“Samford has enjoyed a celebrated reputation in the Southeast and across the nation with regard to our voice area. At the heart of this reputation is Russell Hedger who prepared generations of singers who perform, teach and minister in places of distinction and leadership. He is quite simply one of the great heroes of Samford’s history,” said Joe Hopkins, dean of the School of the Arts.
At 96, Russell passed away this summer. He spent 30 years teaching voice at Samford and retired in 1995. He led the voice area, teaching voice, diction, vocal literature and pedagogy while maintaining an active career performing. He was a guest performer with the Birmingham, Louisville, and Chattanooga Symphonies. He was a soloist with the Kentucky Opera Association, Opera at Tanglewood and the Opera at the University of Alabama.
He received a B.M.E. from the University of Louisville School of Music in Kentucky 1952, M.S.M. School of Sacred Music of Southern Baptist Theological Seminary 1955, and continued studies at University of Southern California. He taught at University of Alabama, Anderson College and Troy State University prior to teaching at Samford. Russell was married to Joyce Ash Hedger and had two sons.
“More than just a voice teacher, Russell was one of the kindest, gentlest people I have ever known. Few people know that Russell was an artist and loved to write limericks. He was also an avid gardener,” said Kenny Gannon, a former voice student. Gannon also shared that Russell had served in the army in World War II and fought in the Battle of the Bulge.
In 2011, Samford hosted a concert featuring former student Gran Wilson and many tributes were recorded at that time. Words such as “exceptional” and “committed to his students” were echoed by many of the contributors including three former deans, Gene Black, Milburn Price and Claude Rhea.
He is remembered fondly by the many students he taught and the Samford community. “Russell Hedger was the type of voice teacher and person that we all aspire to be. He gave 100% of his time and effort to his students, whether they be his best or his weakest and they loved him for it. He simply loved teaching singing and shared this love with his students. Russell was constantly striving to be a better singer and teacher. He was a lifelong learner. He will be missed and remembered by those of us who were fortunate to know him,” said retired music faculty Randall Richardson.

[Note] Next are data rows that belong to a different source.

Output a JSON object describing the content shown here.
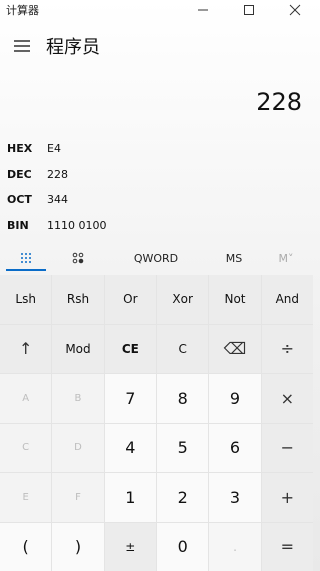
{
  "window": {
    "title": "计算器"
  },
  "header": {
    "mode_title": "程序员"
  },
  "display": {
    "value": "228"
  },
  "radix": [
    {
      "label": "HEX",
      "value": "E4"
    },
    {
      "label": "DEC",
      "value": "228"
    },
    {
      "label": "OCT",
      "value": "344"
    },
    {
      "label": "BIN",
      "value": "1110 0100"
    }
  ],
  "toolbar": {
    "word_size": "QWORD",
    "ms": "MS",
    "mplus": "M˅"
  },
  "keys": {
    "lsh": "Lsh",
    "rsh": "Rsh",
    "or": "Or",
    "xor": "Xor",
    "not": "Not",
    "and": "And",
    "up": "↑",
    "mod": "Mod",
    "ce": "CE",
    "c": "C",
    "backspace": "⌫",
    "divide": "÷",
    "a": "A",
    "b": "B",
    "n7": "7",
    "n8": "8",
    "n9": "9",
    "multiply": "×",
    "c_hex": "C",
    "d": "D",
    "n4": "4",
    "n5": "5",
    "n6": "6",
    "minus": "−",
    "e": "E",
    "f": "F",
    "n1": "1",
    "n2": "2",
    "n3": "3",
    "plus": "+",
    "lparen": "(",
    "rparen": ")",
    "negate": "±",
    "n0": "0",
    "dot": ".",
    "equals": "="
  },
  "colors": {
    "accent": "#0a6cc8"
  }
}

A service to celebrate the life of Mr. Hedger will be held at a later date.